a.       Defines objectives for new green skills training, apprenticeships, undergraduate & post-graduate learning across the region

b.       Defines benchmarks for low carbon performance of retrofitted housing stock

c.        Defines requirements for green, Climate Literate industry and supply chain


9.       Low Carbon Retrofit Roadmap


a.       Report on how GBEB and other Sussex Local Authorities can practically take forward a zero-carbon roll out, identifying any gaps in how full zero-carbon can be achieved

Annex 1 – Core Programme Group


Annex 2- Stakeholders and Industry Experts

·         BEIS

·         Community Energy South

·         ESCC

·         External consultants and businesses

·         Green Growth Platform

·         Innovate UK

·         LEAP – home energy visits

·         LEPs

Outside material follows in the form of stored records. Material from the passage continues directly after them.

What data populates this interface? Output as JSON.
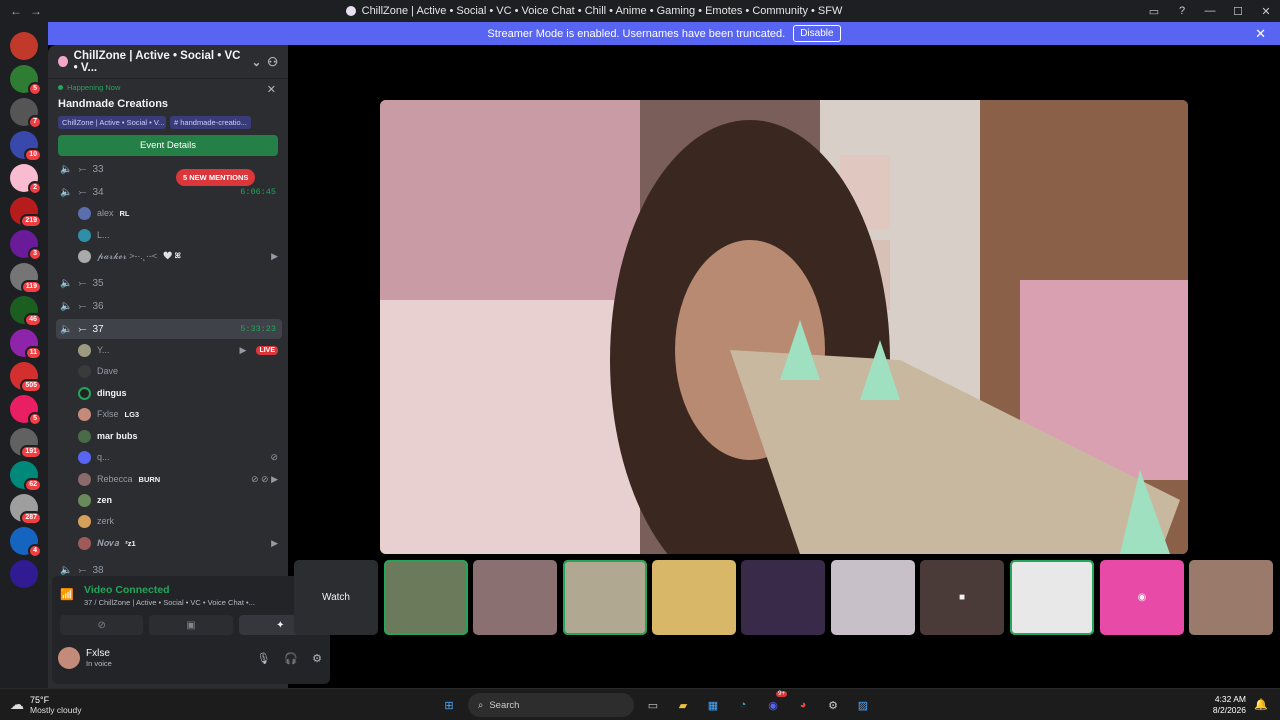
{
  "titlebar": {
    "title": "ChillZone | Active • Social • VC • Voice Chat • Chill • Anime • Gaming • Emotes • Community • SFW"
  },
  "banner": {
    "text": "Streamer Mode is enabled. Usernames have been truncated.",
    "button": "Disable"
  },
  "servers": {
    "badges": [
      "5",
      "7",
      "10",
      "2",
      "219",
      "3",
      "119",
      "46",
      "11",
      "505",
      "5",
      "191",
      "62",
      "287",
      "4"
    ]
  },
  "sidebar": {
    "server_name": "ChillZone | Active • Social • VC • V...",
    "event": {
      "status": "Happening Now",
      "title": "Handmade Creations",
      "location": "ChillZone | Active • Social • V...",
      "channel": "# handmade-creatio...",
      "button": "Event Details"
    },
    "mentions": "5 NEW MENTIONS",
    "channels": [
      {
        "name": "33",
        "timer": ""
      },
      {
        "name": "34",
        "timer": "6:06:45"
      },
      {
        "name": "35",
        "timer": ""
      },
      {
        "name": "36",
        "timer": ""
      },
      {
        "name": "37",
        "timer": "5:33:23"
      },
      {
        "name": "38",
        "timer": ""
      }
    ],
    "users34": [
      {
        "name": "alex",
        "tag": "RL"
      },
      {
        "name": "L...",
        "tag": ""
      },
      {
        "name": "𝓹𝓪𝓻𝓴𝓮𝓻 >-·.˛·-<",
        "tag": "🤍 ꕤ"
      }
    ],
    "users37": [
      {
        "name": "Y...",
        "tag": "",
        "live": "LIVE"
      },
      {
        "name": "Dave",
        "tag": ""
      },
      {
        "name": "dingus",
        "tag": ""
      },
      {
        "name": "Fxlse",
        "tag": "LG3"
      },
      {
        "name": "mar bubs",
        "tag": ""
      },
      {
        "name": "q...",
        "tag": ""
      },
      {
        "name": "Rebecca",
        "tag": "BURN"
      },
      {
        "name": "zen",
        "tag": ""
      },
      {
        "name": "zerk",
        "tag": ""
      },
      {
        "name": "𝑵𝒐𝒗𝒂",
        "tag": "²z1"
      }
    ]
  },
  "voice_panel": {
    "status": "Video Connected",
    "channel": "37 / ChillZone | Active • Social • VC • Voice Chat •...",
    "user": "Fxlse",
    "user_status": "In voice"
  },
  "tiles": {
    "watch": "Watch"
  },
  "taskbar": {
    "temp": "75°F",
    "weather": "Mostly cloudy",
    "search": "Search",
    "time": "4:32 AM",
    "date": "8/2/2026",
    "discord_badge": "9+"
  },
  "colors": {
    "accent": "#5865f2",
    "green": "#23a55a",
    "red": "#da373c",
    "sidebar": "#2b2d31"
  }
}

·         Liverpool John Moores University

·         National Grid

·         Net Zero Collective

·         SGN

·         South East Energy Hub

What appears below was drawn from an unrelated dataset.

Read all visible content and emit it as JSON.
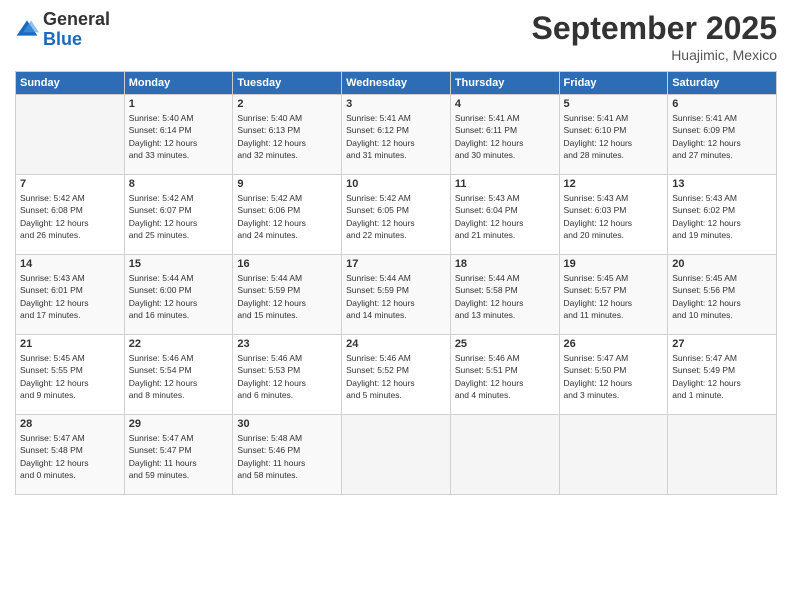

·         UKPN

·         University of Southampton

·         University of Durham

·         University of Portsmouth

·         Warmer Sussex (Retrofit Works)

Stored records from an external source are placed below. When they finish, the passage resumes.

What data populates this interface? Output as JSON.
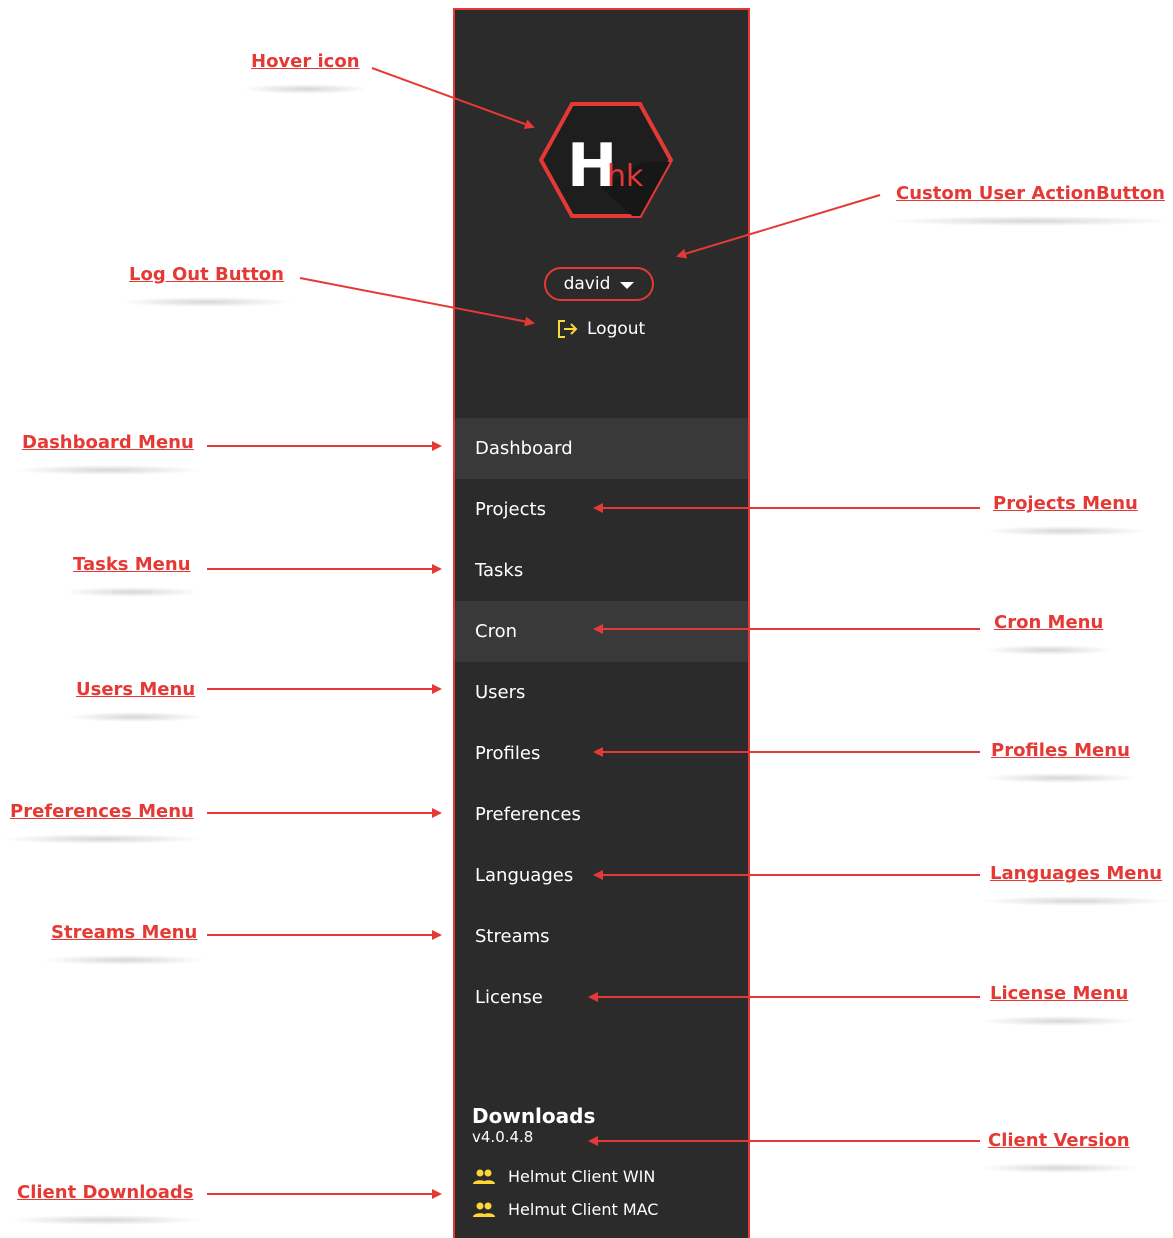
{
  "sidebar": {
    "logo": {
      "letter_big": "H",
      "letters_small": "hk"
    },
    "user_button": {
      "label": "david"
    },
    "logout": {
      "label": "Logout"
    },
    "menu": [
      {
        "label": "Dashboard",
        "highlighted": true
      },
      {
        "label": "Projects",
        "highlighted": false
      },
      {
        "label": "Tasks",
        "highlighted": false
      },
      {
        "label": "Cron",
        "highlighted": true
      },
      {
        "label": "Users",
        "highlighted": false
      },
      {
        "label": "Profiles",
        "highlighted": false
      },
      {
        "label": "Preferences",
        "highlighted": false
      },
      {
        "label": "Languages",
        "highlighted": false
      },
      {
        "label": "Streams",
        "highlighted": false
      },
      {
        "label": "License",
        "highlighted": false
      }
    ],
    "downloads": {
      "title": "Downloads",
      "version": "v4.0.4.8",
      "items": [
        {
          "label": "Helmut Client WIN",
          "icon": "people-icon"
        },
        {
          "label": "Helmut Client MAC",
          "icon": "people-icon"
        }
      ]
    }
  },
  "annotations": {
    "hover_icon": "Hover icon",
    "custom_user_action": "Custom User ActionButton",
    "log_out_button": "Log Out Button",
    "dashboard_menu": "Dashboard Menu",
    "projects_menu": "Projects Menu",
    "tasks_menu": "Tasks Menu",
    "cron_menu": "Cron Menu",
    "users_menu": "Users Menu",
    "profiles_menu": "Profiles Menu",
    "preferences_menu": "Preferences Menu",
    "languages_menu": "Languages Menu",
    "streams_menu": "Streams Menu",
    "license_menu": "License Menu",
    "client_version": "Client Version",
    "client_downloads": "Client Downloads"
  },
  "colors": {
    "accent_red": "#e53935",
    "sidebar_bg": "#2b2b2b",
    "menu_highlight": "#393939",
    "icon_yellow": "#fdd835"
  }
}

Annex 3- Detailed Costings & Timings






















Change tracker between original GBEB proposal and revised proposal

Original Item

Revised Item


Research assistant to be recruited for the project

LDC to provide research assistant (Nick Adlam). Will also be project manager

Already in place and up to speed with requirements.

Assess cost for introducing hydrogen infrastructure

Deleted as programme item and asking BEIS/SEEH instead to assess this – budget still needed

Require wider analysis

University of Sussex Supply Chain Support

No longer appropriate. Will use existing network to host workshops and learning events.

Save budget and use front line practitioners

National polices, barriers and regulations

Absorbed by the main team

Save budget and use existing resources


Solar Energy assessment – Absolar

Cost-effective way of obtaining potential for roof solar

Innovative energy solutions

Absorbed by the main team

Save budget and use existing resources

GBEB project support

Deleted and absorbed by the main team

Save budget and use existing resources

Supply chain assessment

Now includes investigating potential for circular economy solutions and led by Jo Havers team at UoB. Will crossover with Fabric work carried out by UoB Marco Picco

Clarity of scope

Zero Carbon Roadmap

Changed name to Asset Management Delivery Plan

Clarity of scope

National policy and barriers

Absorbed into energy modelling (now includes local energy systems) and LDC post

Clarity of scope, making better use of resources



[1] The Institute for Public Policy Research (IPPR) produced a key document  in July 2020 which sets out that, by 2035, up to 275,000 jobs could be created in England by decarbonising social housing stock.


To highlight the potential scale of opportunity locally, the Greater Brighton City Region has an estimated 1.34% of all construction jobs in England. If we apply that proportion to the IPPR’s analysis, then it suggests that up to 3,678 additional direct jobs could be created in Greater Brighton by 2035

[2] Demolishing existing and building new homes, is not feasible due to financial, political and logistical challenges. Construction activity also results in carbon emissions - with approximately 11% of global carbon emissions being created from the manufacture and installation of the materials used to create our buildings. Therefore a programme of retrofitting housing stocks is required.

[3] Private homes, commercial property all have their part to play in the decarbonisation agenda.  This has not been addressed by GBEB at present.  There is a gap which isn’t easily addressed at this point in time.